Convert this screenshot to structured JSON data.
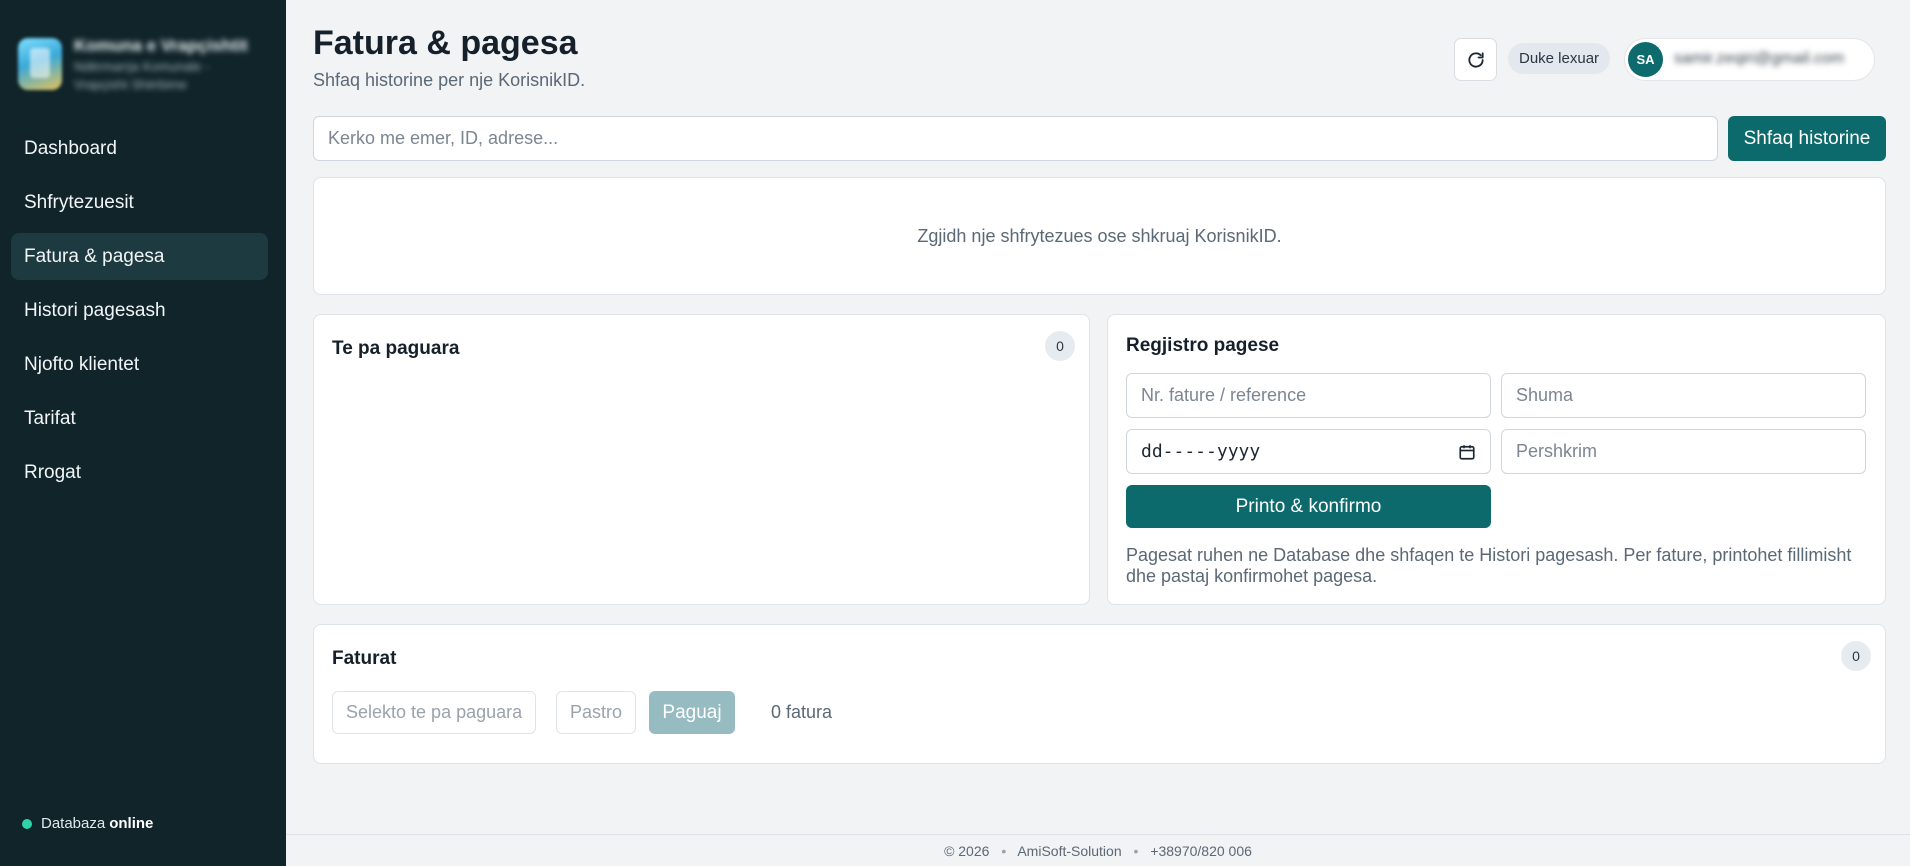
{
  "sidebar": {
    "brand_name": "Komuna e Vrapçishtit",
    "brand_sub": "Ndërmarrja Komunale - Vrapçisht Shërbime",
    "items": [
      {
        "label": "Dashboard"
      },
      {
        "label": "Shfrytezuesit"
      },
      {
        "label": "Fatura & pagesa",
        "active": true
      },
      {
        "label": "Histori pagesash"
      },
      {
        "label": "Njofto klientet"
      },
      {
        "label": "Tarifat"
      },
      {
        "label": "Rrogat"
      }
    ],
    "db_label": "Databaza",
    "db_status": "online",
    "db_status_color": "#2dd4a8"
  },
  "header": {
    "title": "Fatura & pagesa",
    "subtitle": "Shfaq historine per nje KorisnikID.",
    "status": "Duke lexuar",
    "avatar_initials": "SA",
    "user_email": "samir.zeqiri@gmail.com",
    "refresh_icon": "refresh-icon"
  },
  "search": {
    "placeholder": "Kerko me emer, ID, adrese...",
    "value": "",
    "button_label": "Shfaq historine"
  },
  "info": {
    "message": "Zgjidh nje shfrytezues ose shkruaj KorisnikID."
  },
  "unpaid": {
    "title": "Te pa paguara",
    "count": "0"
  },
  "payment": {
    "title": "Regjistro pagese",
    "reference_placeholder": "Nr. fature / reference",
    "amount_placeholder": "Shuma",
    "date_value": "dd-----yyyy",
    "calendar_icon": "calendar-icon",
    "description_placeholder": "Pershkrim",
    "confirm_label": "Printo & konfirmo",
    "note": "Pagesat ruhen ne Database dhe shfaqen te Histori pagesash. Per fature, printohet fillimisht dhe pastaj konfirmohet pagesa."
  },
  "invoices": {
    "title": "Faturat",
    "count": "0",
    "select_unpaid_label": "Selekto te pa paguara",
    "clear_label": "Pastro",
    "pay_label": "Paguaj",
    "selected_text": "0 fatura"
  },
  "footer": {
    "copyright": "© 2026",
    "company": "AmiSoft-Solution",
    "phone": "+38970/820 006"
  },
  "colors": {
    "sidebar_bg": "#10242a",
    "accent": "#0c6a6c",
    "page_bg": "#f1f3f5"
  }
}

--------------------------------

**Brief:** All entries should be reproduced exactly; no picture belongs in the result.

**Reply:**
Convert this screenshot to structured JSON data.
{
  "sidebar": {
    "brand_name": "Komuna e Vrapçishtit",
    "brand_sub": "Ndërmarrja Komunale - Vrapçisht Shërbime",
    "items": [
      {
        "label": "Dashboard"
      },
      {
        "label": "Shfrytezuesit"
      },
      {
        "label": "Fatura & pagesa",
        "active": true
      },
      {
        "label": "Histori pagesash"
      },
      {
        "label": "Njofto klientet"
      },
      {
        "label": "Tarifat"
      },
      {
        "label": "Rrogat"
      }
    ],
    "db_label": "Databaza",
    "db_status": "online",
    "db_status_color": "#2dd4a8"
  },
  "header": {
    "title": "Fatura & pagesa",
    "subtitle": "Shfaq historine per nje KorisnikID.",
    "status": "Duke lexuar",
    "avatar_initials": "SA",
    "user_email": "samir.zeqiri@gmail.com",
    "refresh_icon": "refresh-icon"
  },
  "search": {
    "placeholder": "Kerko me emer, ID, adrese...",
    "value": "",
    "button_label": "Shfaq historine"
  },
  "info": {
    "message": "Zgjidh nje shfrytezues ose shkruaj KorisnikID."
  },
  "unpaid": {
    "title": "Te pa paguara",
    "count": "0"
  },
  "payment": {
    "title": "Regjistro pagese",
    "reference_placeholder": "Nr. fature / reference",
    "amount_placeholder": "Shuma",
    "date_value": "dd-----yyyy",
    "calendar_icon": "calendar-icon",
    "description_placeholder": "Pershkrim",
    "confirm_label": "Printo & konfirmo",
    "note": "Pagesat ruhen ne Database dhe shfaqen te Histori pagesash. Per fature, printohet fillimisht dhe pastaj konfirmohet pagesa."
  },
  "invoices": {
    "title": "Faturat",
    "count": "0",
    "select_unpaid_label": "Selekto te pa paguara",
    "clear_label": "Pastro",
    "pay_label": "Paguaj",
    "selected_text": "0 fatura"
  },
  "footer": {
    "copyright": "© 2026",
    "company": "AmiSoft-Solution",
    "phone": "+38970/820 006"
  },
  "colors": {
    "sidebar_bg": "#10242a",
    "accent": "#0c6a6c",
    "page_bg": "#f1f3f5"
  }
}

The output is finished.